VANCOUVER – Less than 24 hours before planned job action was set to take place if no deal was struck, the union representing Metro Vancouver's bus and SeaBus drivers says talks have broken off.
Thursday morning, Unifor said that if an agreement wasn't settled by 8 a.m. on Nov. 1, transit operators wouldn't wear uniforms on the job and maintenance workers will refuse overtime shifts.
Shortly before 12:30 p.m., the union said talks had broken down.
"Unfortunately it became very clear that we're going to have to commit strike action tomorrow," said Gavin McGarrigle, Unifor western regional director and lead negotiator, after the talks ended.
"Minutes before we sat down with the company they were already putting out a press release saying we were trying to punish transit users, which of course is the last thing that we want to do."
McGarrigle claimed Coast Mountain Bus Company didn't adequately address wages or competitive issues within the company.
"Most importantly, they made no changes at all to the working condition language that had already been rejected by the union. That working condition language that they tabled means that no transit operator has a guaranteed minimum level of break time on any given shift."
If a deal isn't struck soon, McGarrigle said transit users will start to feel the impact.
"Transit users will see maintenance and SeaBus overtime ban commence, that will have a very quick impact on the service," he said.
"The transit system is much, much bigger than it was in 2001. A lot of people rely on transit. So if there is impact, we think it will be substantially worse than in 2001. It may not happen right away, but it very quickly could be a significant inconvenience to the public."
Ahead of contract talks on Thursday, CMBC urged the union to hold off on job action until a deal is struck.
"If the union proceeds with job action, it will only punish transit users in Metro Vancouver, many of whom rely on our system for their daily commute," CMBC president Michael McDaniel said in a statement.
"Without maintenance overtime, we will see bus and SeaBus service cancellations, affecting customers."
Speaking after the union's announcement that it would go forward with its job action, McDaniel told reporters the effects on transit users on Friday will be hard to predict.

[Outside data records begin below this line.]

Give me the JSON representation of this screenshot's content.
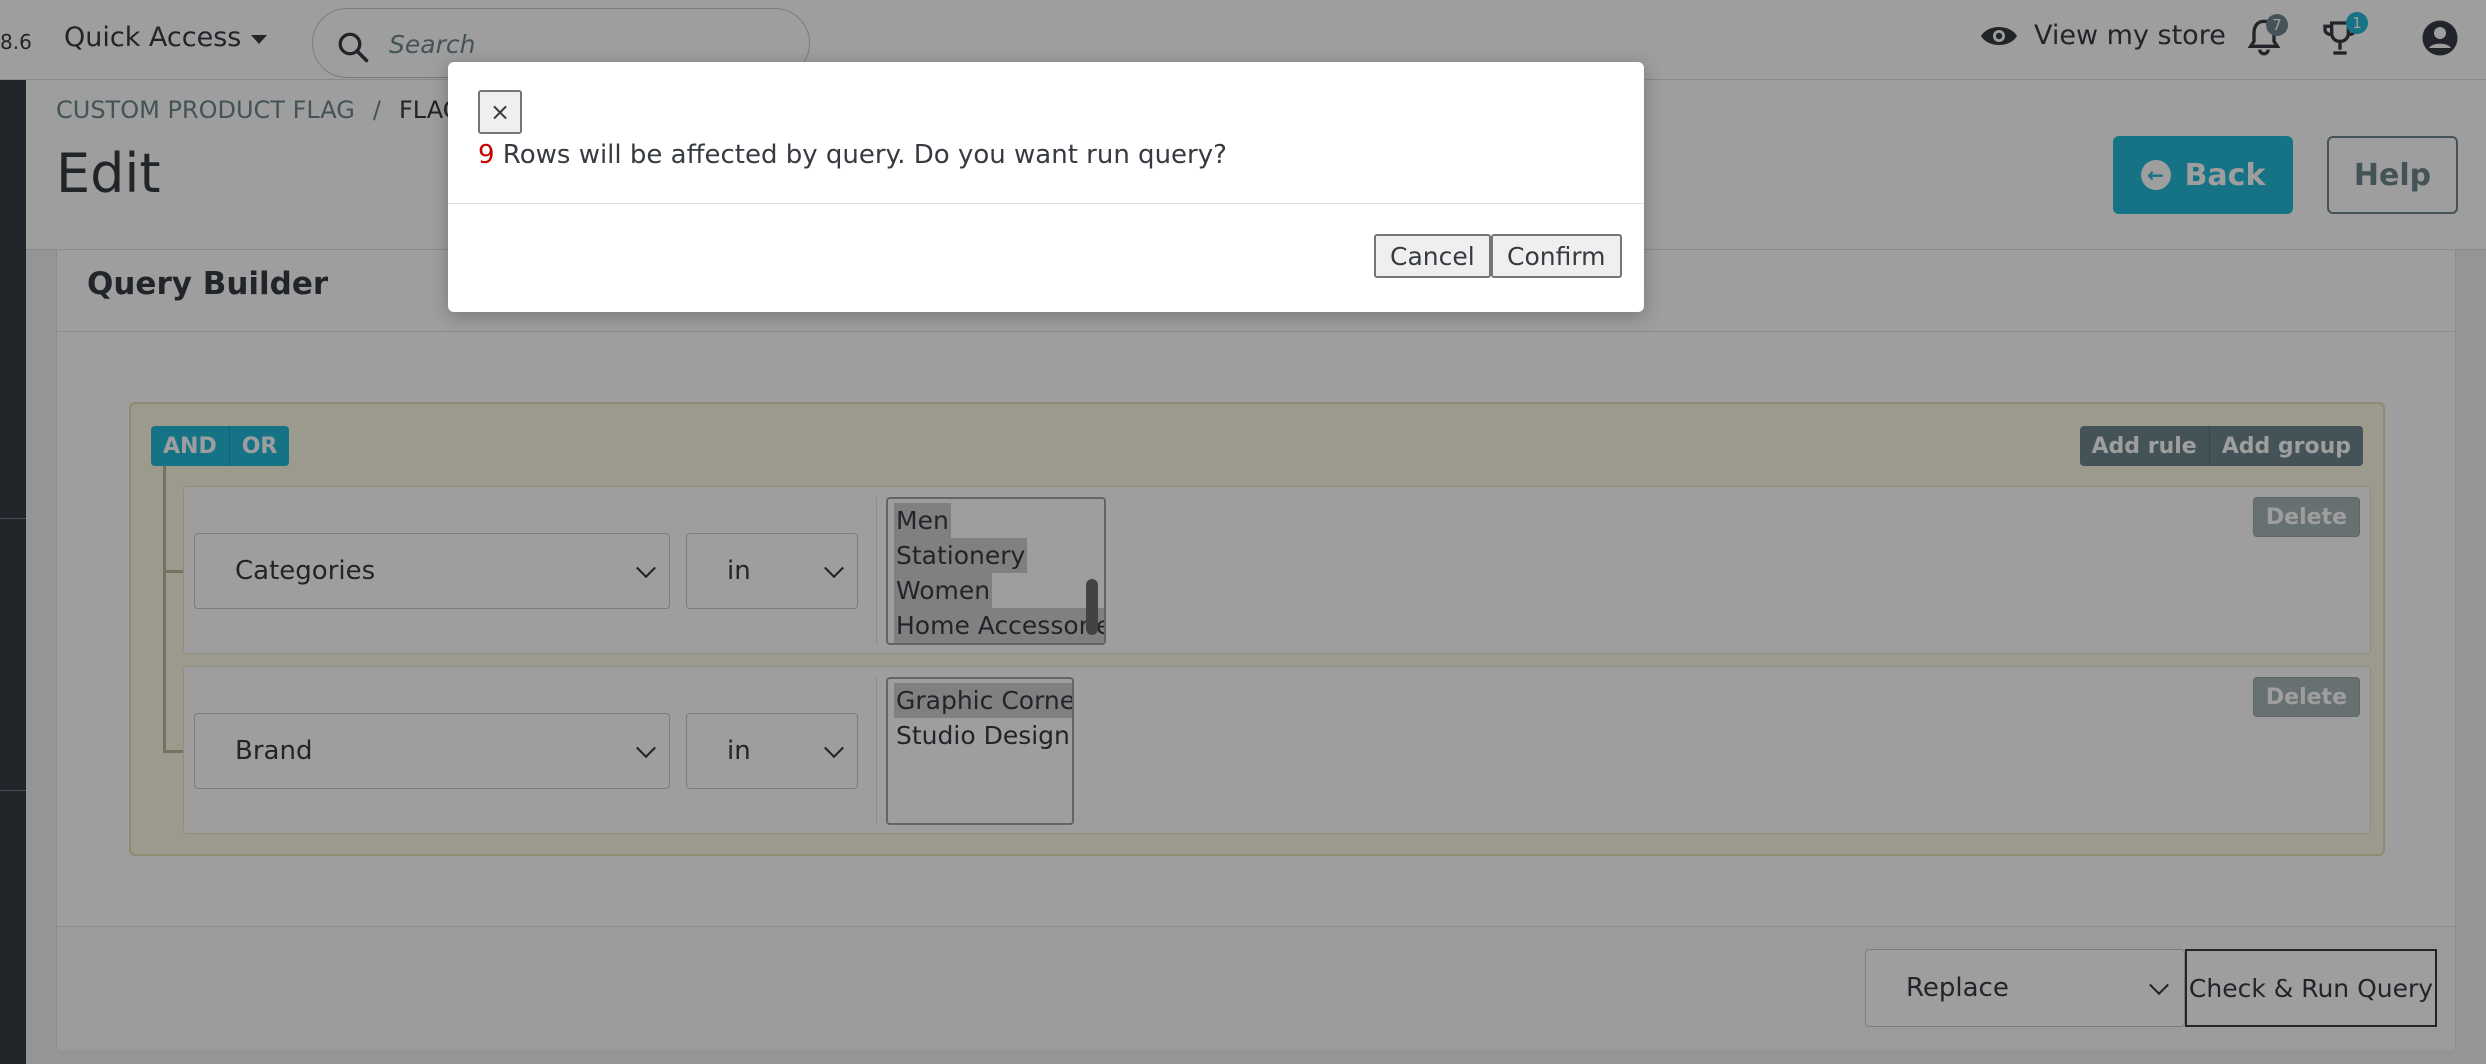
{
  "header": {
    "version": "8.6",
    "quick_access": "Quick Access",
    "search_placeholder": "Search",
    "view_store": "View my store",
    "notifications_count": "7",
    "orders_count": "1"
  },
  "breadcrumb": {
    "parent": "CUSTOM PRODUCT FLAG",
    "separator": "/",
    "current": "FLAG"
  },
  "page": {
    "title": "Edit",
    "back_label": "Back",
    "help_label": "Help"
  },
  "query_builder": {
    "title": "Query Builder",
    "conditions": [
      "AND",
      "OR"
    ],
    "add_rule": "Add rule",
    "add_group": "Add group",
    "rules": [
      {
        "field": "Categories",
        "operator": "in",
        "options": [
          "Men",
          "Stationery",
          "Women",
          "Home Accessories"
        ],
        "delete_label": "Delete"
      },
      {
        "field": "Brand",
        "operator": "in",
        "options": [
          "Graphic Corner",
          "Studio Design"
        ],
        "delete_label": "Delete"
      }
    ],
    "mode": "Replace",
    "run_label": "Check & Run Query"
  },
  "modal": {
    "close": "×",
    "count": "9",
    "message": " Rows will be affected by query. Do you want run query?",
    "cancel": "Cancel",
    "confirm": "Confirm"
  }
}
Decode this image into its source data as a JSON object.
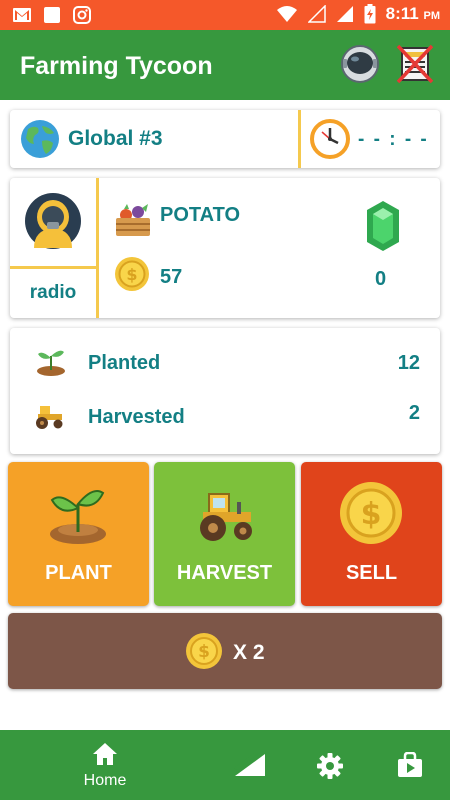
{
  "status_bar": {
    "time": "8:11",
    "ampm": "PM"
  },
  "app": {
    "title": "Farming Tycoon"
  },
  "global": {
    "label": "Global #3",
    "timer": "- - : - -"
  },
  "player": {
    "name": "radio",
    "crop": "POTATO",
    "coins": "57",
    "gems": "0"
  },
  "stats": [
    {
      "label": "Planted",
      "value": "12"
    },
    {
      "label": "Harvested",
      "value": "2"
    }
  ],
  "actions": {
    "plant": "PLANT",
    "harvest": "HARVEST",
    "sell": "SELL",
    "multiplier": "X 2"
  },
  "nav": {
    "home": "Home"
  },
  "colors": {
    "status_bar": "#f5582a",
    "primary": "#37983e",
    "teal_text": "#137f84",
    "divider": "#f5c94d",
    "plant": "#f5a127",
    "harvest": "#7dc13b",
    "sell": "#e0441b",
    "multiplier": "#7d5648"
  },
  "icons": {
    "gmail": "gmail-icon",
    "notification": "square-icon",
    "instagram": "instagram-icon",
    "wifi": "wifi-icon",
    "signal": "signal-icon",
    "battery": "battery-icon",
    "astronaut": "astronaut-icon",
    "no_ads": "no-ads-icon",
    "globe": "globe-icon",
    "clock": "clock-icon",
    "avatar": "hazmat-avatar-icon",
    "vegetables": "vegetable-crate-icon",
    "coin": "dollar-coin-icon",
    "gem": "emerald-gem-icon",
    "sprout": "sprout-icon",
    "tractor": "tractor-icon",
    "home": "home-icon",
    "stats": "stats-ramp-icon",
    "settings": "gear-icon",
    "shop": "shopping-bag-icon"
  }
}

The overtime ban means that if a bus breaks down and there are no mechanics available to fix it during their regular hours, the bus will not be fixed, he said.
"There will be service cancellations, and while the effects will vary across the region, we will do our best to communicate all of those service disruptions through our many communication channels," McDaniel said.
The CMBC president also addressed the terms of its offer to the union, arguing that workers' concerns about wage competitiveness and break times are addressed within the employer's proposal.
"We've been negotiating in good faith with the union for 29 days," McDaniel said. "We've made many reasonable offers."
Among those offers are a 12-per-cent pay increase over four years for mechanics and a 10-per-cent increase over four years for bus drivers, as well as additional "recovery time" for drivers, McDaniel said.
Earlier this month, Unifor Local 111 voted 99 per cent in favour of striking after months of contract negotiations broke down on Oct. 3.
When the 72-hour strike notice was announced, McGarrigle told CTV News Vancouver there continues to be issues over wages, benefits and working conditions for bus drivers.
"They need to have time to go to the washroom, have a bite to eat, just simply reset themselves and they aren’t having the time to do that," McGarrigle said. "We need to make sure wages are fair and competitive and make sure generally they are respected by the company."
Unifor also said overcrowding on buses is also leading to safety concerns.
"It has an impact on their mental health," McGarrigle said. "When the passengers are feeling they are being passed up, when the drivers are being overworked eventually something's gotta give."
Before Unifor announced its plans, TransLink said it would use social media and its website to let transit users know if the system was going to be disrupted.
"It's important to note that only bus and SeaBus service is going to be affected by any job action Unifor undertakes," said Jill Drews, a spokesperson for TransLink on Wednesday.
The last time bus drivers walked off in Metro Vancouver was in 2001. That strike lasted four months.
With files from CTV News Vancouver's Sheila Scott